Goal of the exercise: Your answer must be every line of the data below that holds the string "prendo", copied exactly.

Data to use:
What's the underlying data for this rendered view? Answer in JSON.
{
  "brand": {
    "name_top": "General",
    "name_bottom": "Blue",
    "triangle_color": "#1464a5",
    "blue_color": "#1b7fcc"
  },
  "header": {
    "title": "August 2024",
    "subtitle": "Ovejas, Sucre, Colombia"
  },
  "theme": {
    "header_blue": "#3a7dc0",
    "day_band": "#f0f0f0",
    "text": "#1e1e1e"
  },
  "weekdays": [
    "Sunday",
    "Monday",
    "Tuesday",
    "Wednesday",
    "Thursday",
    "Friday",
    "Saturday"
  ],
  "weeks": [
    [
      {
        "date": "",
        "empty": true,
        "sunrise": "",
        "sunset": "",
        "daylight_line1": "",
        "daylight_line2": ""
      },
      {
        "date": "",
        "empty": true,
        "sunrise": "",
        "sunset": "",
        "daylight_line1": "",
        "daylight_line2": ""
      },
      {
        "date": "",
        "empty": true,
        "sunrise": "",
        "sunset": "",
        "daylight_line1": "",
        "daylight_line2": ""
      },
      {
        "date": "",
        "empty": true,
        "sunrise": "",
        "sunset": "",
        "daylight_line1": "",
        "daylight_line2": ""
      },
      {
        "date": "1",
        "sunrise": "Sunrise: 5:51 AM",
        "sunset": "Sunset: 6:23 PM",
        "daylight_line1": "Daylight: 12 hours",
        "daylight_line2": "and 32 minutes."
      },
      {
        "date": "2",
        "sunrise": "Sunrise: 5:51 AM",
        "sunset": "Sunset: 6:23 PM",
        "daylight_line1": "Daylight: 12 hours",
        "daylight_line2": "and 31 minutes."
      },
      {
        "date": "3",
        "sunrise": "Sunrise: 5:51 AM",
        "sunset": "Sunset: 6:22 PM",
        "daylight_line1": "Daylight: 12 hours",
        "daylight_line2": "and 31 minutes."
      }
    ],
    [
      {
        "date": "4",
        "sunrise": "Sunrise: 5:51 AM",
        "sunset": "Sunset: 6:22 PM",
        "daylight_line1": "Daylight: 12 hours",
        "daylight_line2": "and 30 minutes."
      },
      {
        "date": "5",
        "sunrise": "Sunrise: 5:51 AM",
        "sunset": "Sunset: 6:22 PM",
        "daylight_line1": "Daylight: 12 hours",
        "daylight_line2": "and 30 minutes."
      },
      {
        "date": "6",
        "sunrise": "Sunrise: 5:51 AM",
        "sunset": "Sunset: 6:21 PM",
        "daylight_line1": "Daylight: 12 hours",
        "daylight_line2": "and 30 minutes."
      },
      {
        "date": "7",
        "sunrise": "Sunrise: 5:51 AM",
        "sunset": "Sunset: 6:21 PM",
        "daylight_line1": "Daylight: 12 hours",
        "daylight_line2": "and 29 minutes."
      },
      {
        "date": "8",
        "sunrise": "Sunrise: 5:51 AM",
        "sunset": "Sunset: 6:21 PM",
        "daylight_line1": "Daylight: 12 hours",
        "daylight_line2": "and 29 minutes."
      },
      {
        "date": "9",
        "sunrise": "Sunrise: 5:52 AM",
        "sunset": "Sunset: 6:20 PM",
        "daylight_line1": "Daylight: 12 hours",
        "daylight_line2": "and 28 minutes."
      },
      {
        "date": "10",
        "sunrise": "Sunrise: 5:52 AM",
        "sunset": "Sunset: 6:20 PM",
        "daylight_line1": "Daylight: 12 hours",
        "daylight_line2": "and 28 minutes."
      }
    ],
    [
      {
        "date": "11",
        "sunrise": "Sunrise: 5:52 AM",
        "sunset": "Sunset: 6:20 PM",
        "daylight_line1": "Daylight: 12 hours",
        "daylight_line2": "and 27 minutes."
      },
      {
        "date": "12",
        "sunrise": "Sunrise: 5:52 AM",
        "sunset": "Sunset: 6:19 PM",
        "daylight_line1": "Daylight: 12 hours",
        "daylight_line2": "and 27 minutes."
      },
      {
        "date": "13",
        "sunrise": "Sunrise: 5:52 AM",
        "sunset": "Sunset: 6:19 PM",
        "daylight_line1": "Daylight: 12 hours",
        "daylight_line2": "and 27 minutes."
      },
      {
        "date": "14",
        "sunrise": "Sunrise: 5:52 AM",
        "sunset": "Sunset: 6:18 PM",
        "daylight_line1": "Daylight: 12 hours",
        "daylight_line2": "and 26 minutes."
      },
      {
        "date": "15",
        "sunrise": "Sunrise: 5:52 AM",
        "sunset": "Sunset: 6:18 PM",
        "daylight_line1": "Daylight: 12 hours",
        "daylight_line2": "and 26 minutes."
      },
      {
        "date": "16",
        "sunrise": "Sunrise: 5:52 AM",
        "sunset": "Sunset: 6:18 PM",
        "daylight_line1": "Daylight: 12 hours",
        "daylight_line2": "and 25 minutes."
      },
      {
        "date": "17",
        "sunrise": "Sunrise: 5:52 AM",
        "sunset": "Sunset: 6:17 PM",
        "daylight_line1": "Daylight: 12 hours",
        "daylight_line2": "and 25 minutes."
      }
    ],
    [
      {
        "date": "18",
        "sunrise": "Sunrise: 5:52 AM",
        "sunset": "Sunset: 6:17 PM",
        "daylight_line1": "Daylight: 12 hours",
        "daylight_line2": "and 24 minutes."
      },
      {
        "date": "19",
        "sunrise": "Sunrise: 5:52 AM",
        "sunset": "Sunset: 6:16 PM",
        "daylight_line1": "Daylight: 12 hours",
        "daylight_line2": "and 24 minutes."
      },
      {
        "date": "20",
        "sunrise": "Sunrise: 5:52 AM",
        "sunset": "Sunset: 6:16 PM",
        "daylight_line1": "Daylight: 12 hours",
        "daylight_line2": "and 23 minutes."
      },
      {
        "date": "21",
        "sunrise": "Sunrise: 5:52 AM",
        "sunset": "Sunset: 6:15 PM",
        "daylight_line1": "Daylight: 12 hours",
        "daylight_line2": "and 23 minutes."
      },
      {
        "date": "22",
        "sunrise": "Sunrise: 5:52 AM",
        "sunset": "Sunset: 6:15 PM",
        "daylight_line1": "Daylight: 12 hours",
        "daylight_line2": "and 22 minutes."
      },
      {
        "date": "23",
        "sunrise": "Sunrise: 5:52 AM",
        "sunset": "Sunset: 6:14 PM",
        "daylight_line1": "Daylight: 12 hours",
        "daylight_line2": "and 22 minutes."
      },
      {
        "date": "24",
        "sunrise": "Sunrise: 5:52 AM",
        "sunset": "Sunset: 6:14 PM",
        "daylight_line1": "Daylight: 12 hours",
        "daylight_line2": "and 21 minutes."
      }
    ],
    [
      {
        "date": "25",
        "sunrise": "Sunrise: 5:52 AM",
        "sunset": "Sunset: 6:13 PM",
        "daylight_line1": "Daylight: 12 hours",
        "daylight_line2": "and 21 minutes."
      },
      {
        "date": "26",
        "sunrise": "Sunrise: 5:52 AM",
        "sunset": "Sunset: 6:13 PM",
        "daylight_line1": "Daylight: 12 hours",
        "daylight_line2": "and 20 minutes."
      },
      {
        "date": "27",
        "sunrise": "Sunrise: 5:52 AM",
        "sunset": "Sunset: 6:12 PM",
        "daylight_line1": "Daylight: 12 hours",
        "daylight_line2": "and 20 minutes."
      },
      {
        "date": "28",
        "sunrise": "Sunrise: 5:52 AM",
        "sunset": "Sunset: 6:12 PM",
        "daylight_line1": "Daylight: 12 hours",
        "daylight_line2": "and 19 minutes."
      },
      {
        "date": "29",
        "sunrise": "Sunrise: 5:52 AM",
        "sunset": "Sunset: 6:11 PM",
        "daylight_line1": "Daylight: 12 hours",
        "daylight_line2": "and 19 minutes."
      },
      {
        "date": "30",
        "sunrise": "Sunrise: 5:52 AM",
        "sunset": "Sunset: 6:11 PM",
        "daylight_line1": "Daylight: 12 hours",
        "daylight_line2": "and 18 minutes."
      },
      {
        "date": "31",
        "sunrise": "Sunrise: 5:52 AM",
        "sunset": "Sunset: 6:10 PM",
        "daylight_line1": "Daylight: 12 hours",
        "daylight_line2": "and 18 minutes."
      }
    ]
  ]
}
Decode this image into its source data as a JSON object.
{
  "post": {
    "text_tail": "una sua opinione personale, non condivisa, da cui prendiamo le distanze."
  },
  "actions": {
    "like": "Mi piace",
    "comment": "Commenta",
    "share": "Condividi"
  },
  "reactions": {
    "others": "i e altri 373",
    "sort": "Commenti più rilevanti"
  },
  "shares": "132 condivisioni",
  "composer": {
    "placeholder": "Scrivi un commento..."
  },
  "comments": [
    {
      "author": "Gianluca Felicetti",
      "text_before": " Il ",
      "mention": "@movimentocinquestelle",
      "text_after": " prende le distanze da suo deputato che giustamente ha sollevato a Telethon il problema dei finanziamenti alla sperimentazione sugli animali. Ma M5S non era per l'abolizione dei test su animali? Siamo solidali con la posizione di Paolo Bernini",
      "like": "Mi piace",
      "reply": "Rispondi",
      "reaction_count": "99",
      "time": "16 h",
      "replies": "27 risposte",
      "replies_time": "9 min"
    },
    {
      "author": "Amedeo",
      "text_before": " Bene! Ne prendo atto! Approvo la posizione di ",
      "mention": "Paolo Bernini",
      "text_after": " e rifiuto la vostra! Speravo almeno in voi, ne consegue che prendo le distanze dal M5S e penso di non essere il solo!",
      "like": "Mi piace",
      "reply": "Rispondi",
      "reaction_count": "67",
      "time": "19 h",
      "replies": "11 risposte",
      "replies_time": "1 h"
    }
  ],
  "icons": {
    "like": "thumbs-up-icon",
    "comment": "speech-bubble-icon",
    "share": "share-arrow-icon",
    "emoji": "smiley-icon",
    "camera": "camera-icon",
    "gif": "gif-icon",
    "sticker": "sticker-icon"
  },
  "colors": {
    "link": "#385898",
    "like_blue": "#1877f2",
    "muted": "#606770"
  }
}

Answer to the problem:
      "text_before": " Bene! Ne prendo atto! Approvo la posizione di ",
      "text_after": " e rifiuto la vostra! Speravo almeno in voi, ne consegue che prendo le distanze dal M5S e penso di non essere il solo!",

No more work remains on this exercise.